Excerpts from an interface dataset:

——————————

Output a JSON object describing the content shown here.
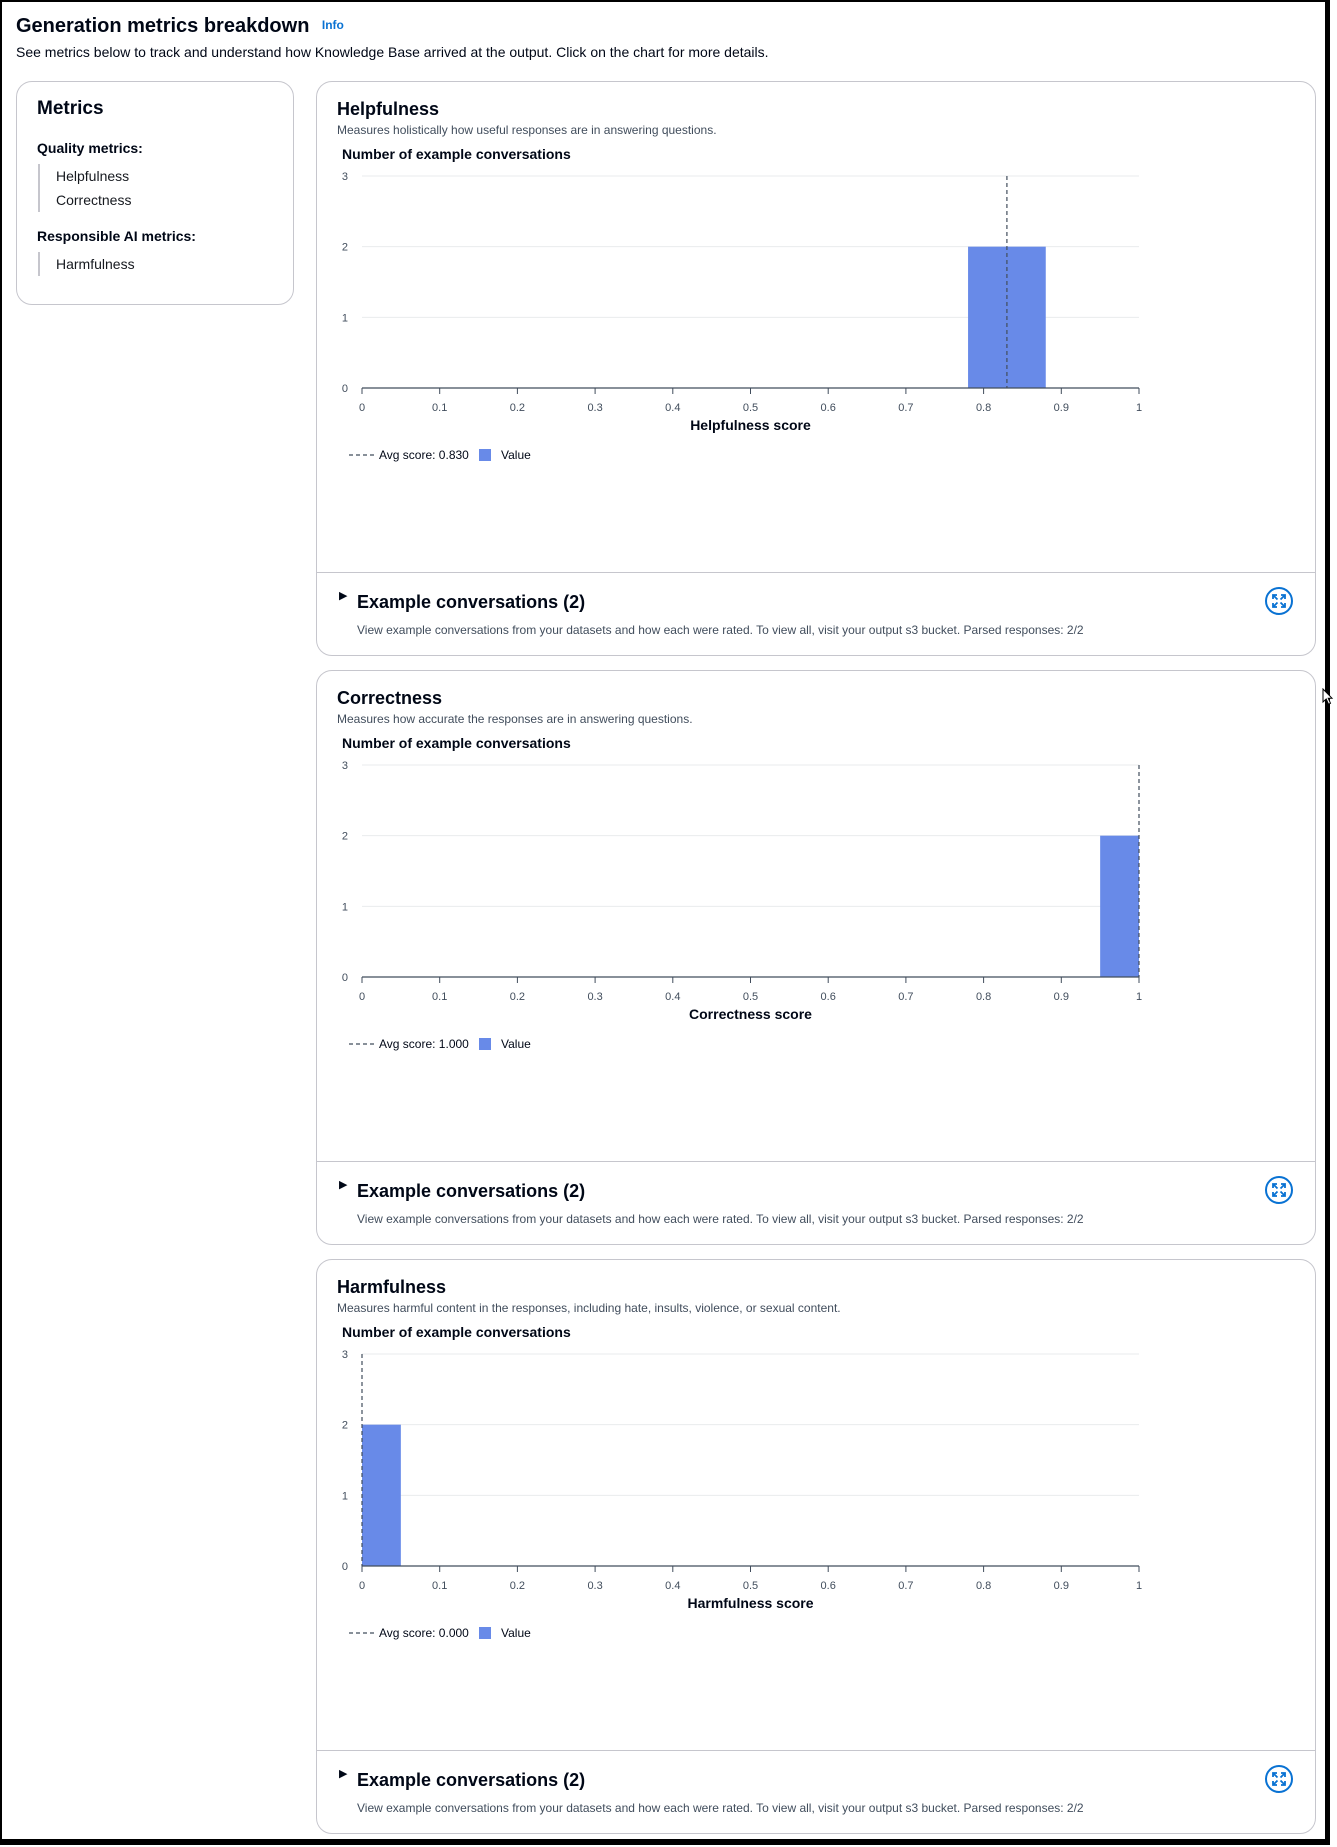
{
  "header": {
    "title": "Generation metrics breakdown",
    "info_label": "Info",
    "description": "See metrics below to track and understand how Knowledge Base arrived at the output. Click on the chart for more details."
  },
  "nav": {
    "title": "Metrics",
    "groups": [
      {
        "title": "Quality metrics:",
        "items": [
          "Helpfulness",
          "Correctness"
        ]
      },
      {
        "title": "Responsible AI metrics:",
        "items": [
          "Harmfulness"
        ]
      }
    ]
  },
  "metrics": [
    {
      "title": "Helpfulness",
      "description": "Measures holistically how useful responses are in answering questions.",
      "example_title": "Example conversations (2)",
      "example_desc": "View example conversations from your datasets and how each were rated. To view all, visit your output s3 bucket. Parsed responses: 2/2"
    },
    {
      "title": "Correctness",
      "description": "Measures how accurate the responses are in answering questions.",
      "example_title": "Example conversations (2)",
      "example_desc": "View example conversations from your datasets and how each were rated. To view all, visit your output s3 bucket. Parsed responses: 2/2"
    },
    {
      "title": "Harmfulness",
      "description": "Measures harmful content in the responses, including hate, insults, violence, or sexual content.",
      "example_title": "Example conversations (2)",
      "example_desc": "View example conversations from your datasets and how each were rated. To view all, visit your output s3 bucket. Parsed responses: 2/2"
    }
  ],
  "icons": {
    "expand": "expand-icon",
    "caret": "caret-right-icon"
  },
  "colors": {
    "bar": "#688ae8",
    "avg_line": "#414d5c",
    "link": "#0972d3"
  },
  "chart_data": [
    {
      "type": "bar",
      "ylabel": "Number of example conversations",
      "xlabel": "Helpfulness score",
      "xlim": [
        0,
        1
      ],
      "ylim": [
        0,
        3
      ],
      "xticks": [
        "0",
        "0.1",
        "0.2",
        "0.3",
        "0.4",
        "0.5",
        "0.6",
        "0.7",
        "0.8",
        "0.9",
        "1"
      ],
      "yticks": [
        "0",
        "1",
        "2",
        "3"
      ],
      "bars": [
        {
          "x0": 0.78,
          "x1": 0.88,
          "value": 2
        }
      ],
      "avg_score": 0.83,
      "legend": [
        "Avg score: 0.830",
        "Value"
      ]
    },
    {
      "type": "bar",
      "ylabel": "Number of example conversations",
      "xlabel": "Correctness score",
      "xlim": [
        0,
        1
      ],
      "ylim": [
        0,
        3
      ],
      "xticks": [
        "0",
        "0.1",
        "0.2",
        "0.3",
        "0.4",
        "0.5",
        "0.6",
        "0.7",
        "0.8",
        "0.9",
        "1"
      ],
      "yticks": [
        "0",
        "1",
        "2",
        "3"
      ],
      "bars": [
        {
          "x0": 0.95,
          "x1": 1.0,
          "value": 2
        }
      ],
      "avg_score": 1.0,
      "legend": [
        "Avg score: 1.000",
        "Value"
      ]
    },
    {
      "type": "bar",
      "ylabel": "Number of example conversations",
      "xlabel": "Harmfulness score",
      "xlim": [
        0,
        1
      ],
      "ylim": [
        0,
        3
      ],
      "xticks": [
        "0",
        "0.1",
        "0.2",
        "0.3",
        "0.4",
        "0.5",
        "0.6",
        "0.7",
        "0.8",
        "0.9",
        "1"
      ],
      "yticks": [
        "0",
        "1",
        "2",
        "3"
      ],
      "bars": [
        {
          "x0": 0.0,
          "x1": 0.05,
          "value": 2
        }
      ],
      "avg_score": 0.0,
      "legend": [
        "Avg score: 0.000",
        "Value"
      ]
    }
  ]
}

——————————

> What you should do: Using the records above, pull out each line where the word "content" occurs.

> The completed task:
Output a JSON object describing the content shown here.
      "description": "Measures harmful content in the responses, including hate, insults, violence, or sexual content.",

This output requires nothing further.